What Makes a Surfing Wetsuit Different From Dive Suits?

Wetsuits made specifically for surfing have many unique qualities that make them different than scuba wetsuits. Generally, surfing wetsuits are much lighter and more flexible, especially in the arms and shoulders, compared to dive suits. Wetsuits also have specialized chest and back panels to block wind and keep a surfer’s cores warm when sitting on their board above water. The neoprene in surfing wetsuits is also different than the neoprene used for scuba diving: dive suits are designed to withstand the continuous compression and re-expansion caused by the extreme pressure of being deep underwater for extended periods of time.

What Makes a Surfing Wetsuit Different From Triathlon Suits?

Triathlon wetsuits use a smooth skin material to make them more hydrodynamic. They are also built for speed and are not usually as durable as surf wetsuits.

What is the Difference Between a Surfing Wetsuit and a Drysuit?

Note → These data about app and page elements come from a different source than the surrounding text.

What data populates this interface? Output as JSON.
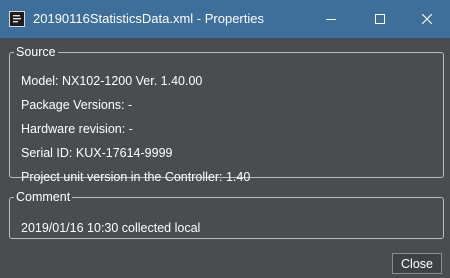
{
  "window": {
    "title": "20190116StatisticsData.xml - Properties",
    "icons": {
      "app": "xml-document-icon",
      "minimize": "minimize-icon",
      "maximize": "maximize-icon",
      "close": "close-icon"
    }
  },
  "source": {
    "legend": "Source",
    "model": "Model: NX102-1200 Ver. 1.40.00",
    "package_versions": "Package Versions: -",
    "hardware_revision": "Hardware revision: -",
    "serial_id": "Serial ID: KUX-17614-9999",
    "project_unit_version": "Project unit version in the Controller: 1.40"
  },
  "comment": {
    "legend": "Comment",
    "text": "2019/01/16 10:30 collected local"
  },
  "footer": {
    "close_label": "Close"
  },
  "colors": {
    "titlebar": "#3e6f9a",
    "background": "#4a4d50",
    "text": "#ffffff",
    "border": "#b8bbbe"
  }
}
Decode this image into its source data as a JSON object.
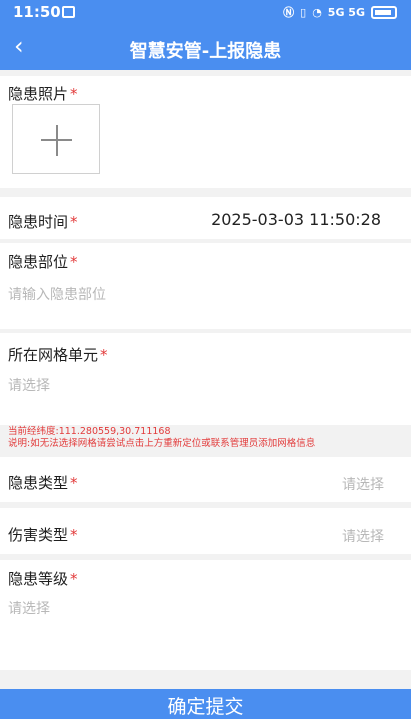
{
  "status_bar": {
    "time": "11:50",
    "signal": "5G 5G",
    "colors": {
      "bar": "#4a8ef0",
      "text": "#ffffff"
    }
  },
  "nav": {
    "title": "智慧安管-上报隐患"
  },
  "form": {
    "photo": {
      "label": "隐患照片"
    },
    "time": {
      "label": "隐患时间",
      "value": "2025-03-03 11:50:28"
    },
    "location": {
      "label": "隐患部位",
      "placeholder": "请输入隐患部位"
    },
    "grid": {
      "label": "所在网格单元",
      "placeholder": "请选择"
    },
    "coordinate": {
      "label": "当前经纬度:111.280559,30.711168",
      "note": "说明:如无法选择网格请尝试点击上方重新定位或联系管理员添加网格信息"
    },
    "hazard_type": {
      "label": "隐患类型",
      "placeholder": "请选择"
    },
    "injury_type": {
      "label": "伤害类型",
      "placeholder": "请选择"
    },
    "level": {
      "label": "隐患等级",
      "placeholder": "请选择"
    }
  },
  "submit_label": "确定提交",
  "icons": {
    "back": "chevron-left-icon",
    "upload": "plus-icon"
  },
  "colors": {
    "accent": "#4a8ef0",
    "required": "#e23b3b",
    "placeholder": "#b8b8b8"
  }
}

Wetsuits are completely different than drysuits, and if you are surfing, you definitely want a wetsuit, not a drysuit. The biggest (and somewhat obvious) difference is that wetsuits do not keep you dry, while drysuits do. Other than that, wetsuits are formfitting and make it easier to duck dive under waves. If you tried paddling out with a drysuit, you would have a lot of drag, and it would be much more difficult than it would be in a wetsuit.

The Four Key Attributes

Surfer Wetsuit Fullsuit

There are four key attributes to consider when selecting the right wetsuit: Warmth, Flexibility, Durability, and Fit. Balancing these four attributes makes the perfect wetsuit. Some aspects will take from another, for example if you add materials like seam tape to a wetsuit, it will become more durable but at the cost of becoming less flexible. Other features may factor in as well, such as built-in hoods, different zipper types, overall weight of the suit, key stash pockets, color, price, and more.

Four Things to Look for in a Wetsuit


Flexibility is essentially how stretchy a suit is. You’ll need a really flexible wetsuit in order to paddle with ease, perform more advanced maneuvers, and get in and out of the wetsuit without the help from a friend. The biggest factor that affects flexibility is the thickness of the neoprene. Assuming the same type of neoprene is used, the thicker the suit the less flexible it is going to be, so if you are used to wearing a 3/2 and then you go on a trip to a place where you need a 5/4/3 you will find it a lot more resistant to your movement.


The number one reason you need a wetsuit is to stay warm. If you aren’t warm out in the water, then what’s the point? The warmth of a wetsuit is most directly related to the thickness of the neoprene used. The thicker the neoprene is, the warmer it will be. Other factors to consider are seam construction, internal linings, entry systems, and type of neoprene.


Ensuring your wetsuit is going to last is key. Generally, the seams of a wetsuit are the weakest point, so the best way to determine the durability of a wetsuit is by the seam construction. There are many ways to reinforce seams on a wetsuit, which will be covered in this guide in the Seam Construction chapter.


Not to be overlooked; fit could easily be considered the most important factor when selecting a wetsuit. If your wetsuit doesn’t fit properly, it won’t keep you warm, and it can be very uncomfortable. Getting this right can be challenging and frustrating, but it can also be a workout or an easy learning experience. We’ll go in-depth on wetsuit fitting later in this guide.